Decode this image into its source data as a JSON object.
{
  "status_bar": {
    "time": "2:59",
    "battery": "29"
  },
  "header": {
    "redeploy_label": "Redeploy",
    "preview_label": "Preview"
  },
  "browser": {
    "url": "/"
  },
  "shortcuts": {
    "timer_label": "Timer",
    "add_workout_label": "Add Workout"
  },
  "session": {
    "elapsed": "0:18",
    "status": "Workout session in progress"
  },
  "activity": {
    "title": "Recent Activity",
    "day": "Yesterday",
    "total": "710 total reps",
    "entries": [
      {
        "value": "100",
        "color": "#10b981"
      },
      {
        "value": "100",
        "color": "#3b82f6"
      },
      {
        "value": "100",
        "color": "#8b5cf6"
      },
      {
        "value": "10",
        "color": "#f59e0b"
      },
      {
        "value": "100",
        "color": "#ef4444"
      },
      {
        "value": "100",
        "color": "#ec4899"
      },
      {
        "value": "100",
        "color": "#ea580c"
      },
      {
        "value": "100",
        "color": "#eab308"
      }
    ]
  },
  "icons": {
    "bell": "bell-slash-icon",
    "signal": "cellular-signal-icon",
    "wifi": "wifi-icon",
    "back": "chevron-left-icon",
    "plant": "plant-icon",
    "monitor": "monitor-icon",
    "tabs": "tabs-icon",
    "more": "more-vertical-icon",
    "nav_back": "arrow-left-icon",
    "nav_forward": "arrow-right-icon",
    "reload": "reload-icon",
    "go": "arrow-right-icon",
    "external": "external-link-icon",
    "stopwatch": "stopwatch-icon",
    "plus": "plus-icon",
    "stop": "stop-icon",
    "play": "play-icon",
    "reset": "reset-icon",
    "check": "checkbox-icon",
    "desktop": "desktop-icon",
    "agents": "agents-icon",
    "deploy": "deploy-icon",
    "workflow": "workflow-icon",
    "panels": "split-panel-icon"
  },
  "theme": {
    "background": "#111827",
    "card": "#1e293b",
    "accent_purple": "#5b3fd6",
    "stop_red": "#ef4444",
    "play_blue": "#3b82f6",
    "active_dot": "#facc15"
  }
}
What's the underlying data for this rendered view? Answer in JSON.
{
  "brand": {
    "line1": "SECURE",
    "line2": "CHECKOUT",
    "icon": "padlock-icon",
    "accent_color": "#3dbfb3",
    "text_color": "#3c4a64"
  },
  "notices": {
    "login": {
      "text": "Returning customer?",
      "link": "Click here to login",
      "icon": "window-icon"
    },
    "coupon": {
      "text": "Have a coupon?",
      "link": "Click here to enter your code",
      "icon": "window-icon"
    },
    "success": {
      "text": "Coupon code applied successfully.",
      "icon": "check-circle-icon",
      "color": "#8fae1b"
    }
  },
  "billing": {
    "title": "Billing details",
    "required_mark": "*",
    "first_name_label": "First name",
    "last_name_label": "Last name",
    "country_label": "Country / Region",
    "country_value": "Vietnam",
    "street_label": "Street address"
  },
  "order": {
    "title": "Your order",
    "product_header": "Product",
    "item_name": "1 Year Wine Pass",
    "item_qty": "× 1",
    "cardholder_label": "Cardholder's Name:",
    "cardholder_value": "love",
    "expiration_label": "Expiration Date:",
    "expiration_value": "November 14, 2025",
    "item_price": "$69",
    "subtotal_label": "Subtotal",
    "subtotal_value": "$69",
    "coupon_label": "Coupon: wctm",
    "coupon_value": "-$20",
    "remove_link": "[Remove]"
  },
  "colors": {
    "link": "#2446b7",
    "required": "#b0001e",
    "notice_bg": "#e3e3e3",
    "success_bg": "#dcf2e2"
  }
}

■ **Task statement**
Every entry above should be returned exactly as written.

■ **Finished exercise**
Decode this image into its source data as a JSON object.
{
  "status_bar": {
    "time": "2:59",
    "battery": "29"
  },
  "header": {
    "redeploy_label": "Redeploy",
    "preview_label": "Preview"
  },
  "browser": {
    "url": "/"
  },
  "shortcuts": {
    "timer_label": "Timer",
    "add_workout_label": "Add Workout"
  },
  "session": {
    "elapsed": "0:18",
    "status": "Workout session in progress"
  },
  "activity": {
    "title": "Recent Activity",
    "day": "Yesterday",
    "total": "710 total reps",
    "entries": [
      {
        "value": "100",
        "color": "#10b981"
      },
      {
        "value": "100",
        "color": "#3b82f6"
      },
      {
        "value": "100",
        "color": "#8b5cf6"
      },
      {
        "value": "10",
        "color": "#f59e0b"
      },
      {
        "value": "100",
        "color": "#ef4444"
      },
      {
        "value": "100",
        "color": "#ec4899"
      },
      {
        "value": "100",
        "color": "#ea580c"
      },
      {
        "value": "100",
        "color": "#eab308"
      }
    ]
  },
  "icons": {
    "bell": "bell-slash-icon",
    "signal": "cellular-signal-icon",
    "wifi": "wifi-icon",
    "back": "chevron-left-icon",
    "plant": "plant-icon",
    "monitor": "monitor-icon",
    "tabs": "tabs-icon",
    "more": "more-vertical-icon",
    "nav_back": "arrow-left-icon",
    "nav_forward": "arrow-right-icon",
    "reload": "reload-icon",
    "go": "arrow-right-icon",
    "external": "external-link-icon",
    "stopwatch": "stopwatch-icon",
    "plus": "plus-icon",
    "stop": "stop-icon",
    "play": "play-icon",
    "reset": "reset-icon",
    "check": "checkbox-icon",
    "desktop": "desktop-icon",
    "agents": "agents-icon",
    "deploy": "deploy-icon",
    "workflow": "workflow-icon",
    "panels": "split-panel-icon"
  },
  "theme": {
    "background": "#111827",
    "card": "#1e293b",
    "accent_purple": "#5b3fd6",
    "stop_red": "#ef4444",
    "play_blue": "#3b82f6",
    "active_dot": "#facc15"
  }
}
What's the underlying data for this rendered view? Answer in JSON.
{
  "brand": {
    "line1": "SECURE",
    "line2": "CHECKOUT",
    "icon": "padlock-icon",
    "accent_color": "#3dbfb3",
    "text_color": "#3c4a64"
  },
  "notices": {
    "login": {
      "text": "Returning customer?",
      "link": "Click here to login",
      "icon": "window-icon"
    },
    "coupon": {
      "text": "Have a coupon?",
      "link": "Click here to enter your code",
      "icon": "window-icon"
    },
    "success": {
      "text": "Coupon code applied successfully.",
      "icon": "check-circle-icon",
      "color": "#8fae1b"
    }
  },
  "billing": {
    "title": "Billing details",
    "required_mark": "*",
    "first_name_label": "First name",
    "last_name_label": "Last name",
    "country_label": "Country / Region",
    "country_value": "Vietnam",
    "street_label": "Street address"
  },
  "order": {
    "title": "Your order",
    "product_header": "Product",
    "item_name": "1 Year Wine Pass",
    "item_qty": "× 1",
    "cardholder_label": "Cardholder's Name:",
    "cardholder_value": "love",
    "expiration_label": "Expiration Date:",
    "expiration_value": "November 14, 2025",
    "item_price": "$69",
    "subtotal_label": "Subtotal",
    "subtotal_value": "$69",
    "coupon_label": "Coupon: wctm",
    "coupon_value": "-$20",
    "remove_link": "[Remove]"
  },
  "colors": {
    "link": "#2446b7",
    "required": "#b0001e",
    "notice_bg": "#e3e3e3",
    "success_bg": "#dcf2e2"
  }
}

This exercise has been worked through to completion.